At least since the seventeenth century, the traditional God of Judaism, Christianity, and Islam has been under pressure to conform to the scientific worldview. Across the monotheistic traditions there has emerged a “liberal” conception of God compatible with a thoroughgoing naturalism. For many, this liberal “new” God is the only credible God. But is it a useful God? Does belief in so malleable a deity come from, or lead to, different political, moral, psychological, or aesthetic phenomena from atheism?
A Plausible God evaluates the new God by analyzing the theology of three recent Jewish thinkers —Mordechai Kaplan, Michael Lerner, and Arthur Green—and compares faith in the new God to disbelief in any gods. Mitchell Silver reveals what is at stake in the choice between naturalistic liberal theology and a nontheistic naturalism without gods. Silver poses the question: “If it is to be either the new God or no God, what does—what should—determine the choice?”
Although Jewish thinkers are used as the primary exemplars of new God theology, Silver explores developments in contemporary Christian thought, Eastern religious traditions, and “New Age” religion.

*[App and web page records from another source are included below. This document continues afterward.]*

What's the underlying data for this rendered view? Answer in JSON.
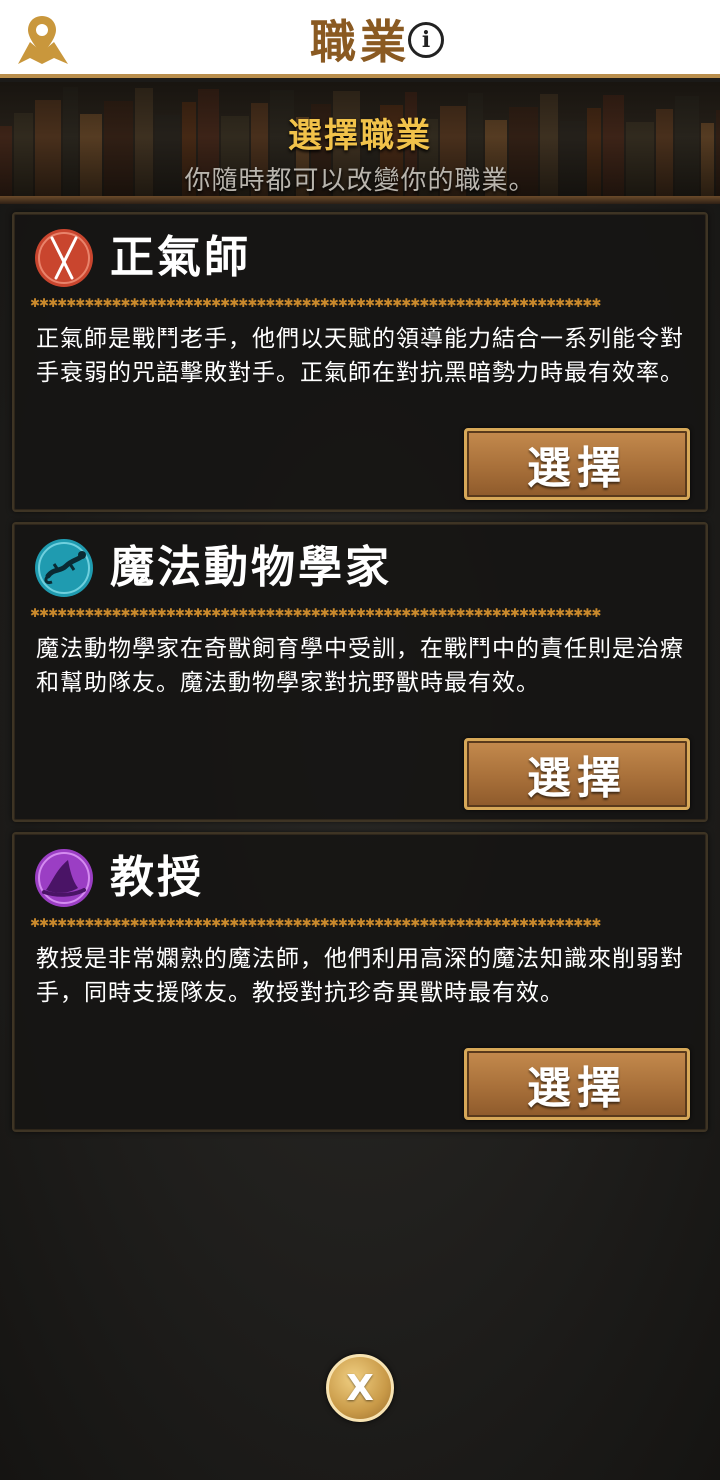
{
  "header": {
    "title": "職業",
    "map_icon": "map-location-icon",
    "info_icon_glyph": "i"
  },
  "banner": {
    "title": "選擇職業",
    "subtitle": "你隨時都可以改變你的職業。"
  },
  "professions": [
    {
      "name": "正氣師",
      "icon": "crossed-wands-icon",
      "icon_color": "#c9452e",
      "description": "正氣師是戰鬥老手，他們以天賦的領導能力結合一系列能令對手衰弱的咒語擊敗對手。正氣師在對抗黑暗勢力時最有效率。",
      "button_label": "選擇"
    },
    {
      "name": "魔法動物學家",
      "icon": "salamander-icon",
      "icon_color": "#1f9bb0",
      "description": "魔法動物學家在奇獸飼育學中受訓，在戰鬥中的責任則是治療和幫助隊友。魔法動物學家對抗野獸時最有效。",
      "button_label": "選擇"
    },
    {
      "name": "教授",
      "icon": "wizard-hat-icon",
      "icon_color": "#9b3ec4",
      "description": "教授是非常嫻熟的魔法師，他們利用高深的魔法知識來削弱對手，同時支援隊友。教授對抗珍奇異獸時最有效。",
      "button_label": "選擇"
    }
  ],
  "close_button_label": "X",
  "colors": {
    "accent_gold": "#f1c24a",
    "header_title": "#8a5a22",
    "divider": "#c9892c",
    "button": "#a8703a"
  }
}
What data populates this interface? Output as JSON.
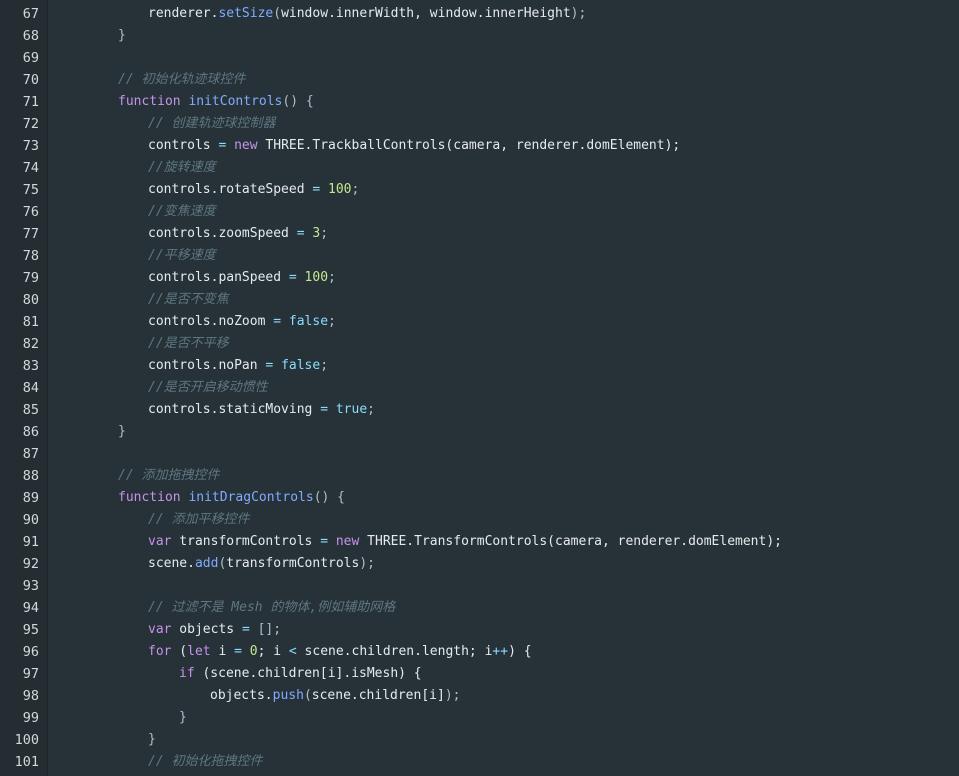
{
  "editor": {
    "lines": [
      {
        "n": "67",
        "tokens": [
          [
            "plain",
            "renderer."
          ],
          [
            "fn",
            "setSize"
          ],
          [
            "punct",
            "("
          ],
          [
            "plain",
            "window.innerWidth, window.innerHeight"
          ],
          [
            "punct",
            ");"
          ]
        ]
      },
      {
        "n": "68",
        "tokens": [
          [
            "punct",
            "}"
          ]
        ]
      },
      {
        "n": "69",
        "tokens": []
      },
      {
        "n": "70",
        "tokens": [
          [
            "comment",
            "// 初始化轨迹球控件"
          ]
        ]
      },
      {
        "n": "71",
        "tokens": [
          [
            "keyword",
            "function "
          ],
          [
            "fn",
            "initControls"
          ],
          [
            "punct",
            "() {"
          ]
        ]
      },
      {
        "n": "72",
        "tokens": [
          [
            "comment",
            "// 创建轨迹球控制器"
          ]
        ]
      },
      {
        "n": "73",
        "tokens": [
          [
            "plain",
            "controls "
          ],
          [
            "op",
            "="
          ],
          [
            "plain",
            " "
          ],
          [
            "keyword",
            "new"
          ],
          [
            "plain",
            " THREE.TrackballControls(camera, renderer.domElement);"
          ]
        ]
      },
      {
        "n": "74",
        "tokens": [
          [
            "comment",
            "//旋转速度"
          ]
        ]
      },
      {
        "n": "75",
        "tokens": [
          [
            "plain",
            "controls.rotateSpeed "
          ],
          [
            "op",
            "="
          ],
          [
            "plain",
            " "
          ],
          [
            "num",
            "100"
          ],
          [
            "punct",
            ";"
          ]
        ]
      },
      {
        "n": "76",
        "tokens": [
          [
            "comment",
            "//变焦速度"
          ]
        ]
      },
      {
        "n": "77",
        "tokens": [
          [
            "plain",
            "controls.zoomSpeed "
          ],
          [
            "op",
            "="
          ],
          [
            "plain",
            " "
          ],
          [
            "num",
            "3"
          ],
          [
            "punct",
            ";"
          ]
        ]
      },
      {
        "n": "78",
        "tokens": [
          [
            "comment",
            "//平移速度"
          ]
        ]
      },
      {
        "n": "79",
        "tokens": [
          [
            "plain",
            "controls.panSpeed "
          ],
          [
            "op",
            "="
          ],
          [
            "plain",
            " "
          ],
          [
            "num",
            "100"
          ],
          [
            "punct",
            ";"
          ]
        ]
      },
      {
        "n": "80",
        "tokens": [
          [
            "comment",
            "//是否不变焦"
          ]
        ]
      },
      {
        "n": "81",
        "tokens": [
          [
            "plain",
            "controls.noZoom "
          ],
          [
            "op",
            "="
          ],
          [
            "plain",
            " "
          ],
          [
            "bool",
            "false"
          ],
          [
            "punct",
            ";"
          ]
        ]
      },
      {
        "n": "82",
        "tokens": [
          [
            "comment",
            "//是否不平移"
          ]
        ]
      },
      {
        "n": "83",
        "tokens": [
          [
            "plain",
            "controls.noPan "
          ],
          [
            "op",
            "="
          ],
          [
            "plain",
            " "
          ],
          [
            "bool",
            "false"
          ],
          [
            "punct",
            ";"
          ]
        ]
      },
      {
        "n": "84",
        "tokens": [
          [
            "comment",
            "//是否开启移动惯性"
          ]
        ]
      },
      {
        "n": "85",
        "tokens": [
          [
            "plain",
            "controls.staticMoving "
          ],
          [
            "op",
            "="
          ],
          [
            "plain",
            " "
          ],
          [
            "bool",
            "true"
          ],
          [
            "punct",
            ";"
          ]
        ]
      },
      {
        "n": "86",
        "tokens": [
          [
            "punct",
            "}"
          ]
        ]
      },
      {
        "n": "87",
        "tokens": []
      },
      {
        "n": "88",
        "tokens": [
          [
            "comment",
            "// 添加拖拽控件"
          ]
        ]
      },
      {
        "n": "89",
        "tokens": [
          [
            "keyword",
            "function "
          ],
          [
            "fn",
            "initDragControls"
          ],
          [
            "punct",
            "() {"
          ]
        ]
      },
      {
        "n": "90",
        "tokens": [
          [
            "comment",
            "// 添加平移控件"
          ]
        ]
      },
      {
        "n": "91",
        "tokens": [
          [
            "keyword",
            "var"
          ],
          [
            "plain",
            " transformControls "
          ],
          [
            "op",
            "="
          ],
          [
            "plain",
            " "
          ],
          [
            "keyword",
            "new"
          ],
          [
            "plain",
            " THREE.TransformControls(camera, renderer.domElement);"
          ]
        ]
      },
      {
        "n": "92",
        "tokens": [
          [
            "plain",
            "scene."
          ],
          [
            "fn",
            "add"
          ],
          [
            "punct",
            "("
          ],
          [
            "plain",
            "transformControls"
          ],
          [
            "punct",
            ");"
          ]
        ]
      },
      {
        "n": "93",
        "tokens": []
      },
      {
        "n": "94",
        "tokens": [
          [
            "comment",
            "// 过滤不是 Mesh 的物体,例如辅助网格"
          ]
        ]
      },
      {
        "n": "95",
        "tokens": [
          [
            "keyword",
            "var"
          ],
          [
            "plain",
            " objects "
          ],
          [
            "op",
            "="
          ],
          [
            "plain",
            " "
          ],
          [
            "punct",
            "[];"
          ]
        ]
      },
      {
        "n": "96",
        "tokens": [
          [
            "keyword",
            "for"
          ],
          [
            "plain",
            " ("
          ],
          [
            "keyword",
            "let"
          ],
          [
            "plain",
            " i "
          ],
          [
            "op",
            "="
          ],
          [
            "plain",
            " "
          ],
          [
            "num",
            "0"
          ],
          [
            "plain",
            "; i "
          ],
          [
            "op",
            "<"
          ],
          [
            "plain",
            " scene.children.length; i"
          ],
          [
            "op",
            "++"
          ],
          [
            "plain",
            ") {"
          ]
        ]
      },
      {
        "n": "97",
        "tokens": [
          [
            "keyword",
            "if"
          ],
          [
            "plain",
            " (scene.children[i].isMesh) {"
          ]
        ]
      },
      {
        "n": "98",
        "tokens": [
          [
            "plain",
            "objects."
          ],
          [
            "fn",
            "push"
          ],
          [
            "punct",
            "("
          ],
          [
            "plain",
            "scene.children[i]"
          ],
          [
            "punct",
            ");"
          ]
        ]
      },
      {
        "n": "99",
        "tokens": [
          [
            "punct",
            "}"
          ]
        ]
      },
      {
        "n": "100",
        "tokens": [
          [
            "punct",
            "}"
          ]
        ]
      },
      {
        "n": "101",
        "tokens": [
          [
            "comment",
            "// 初始化拖拽控件"
          ]
        ]
      }
    ]
  }
}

A Plausible God constitutes a significant contribution to current discussions of the relationship between science and religion, as well as to discussions regarding the meaning of the idea of God itself in modern life.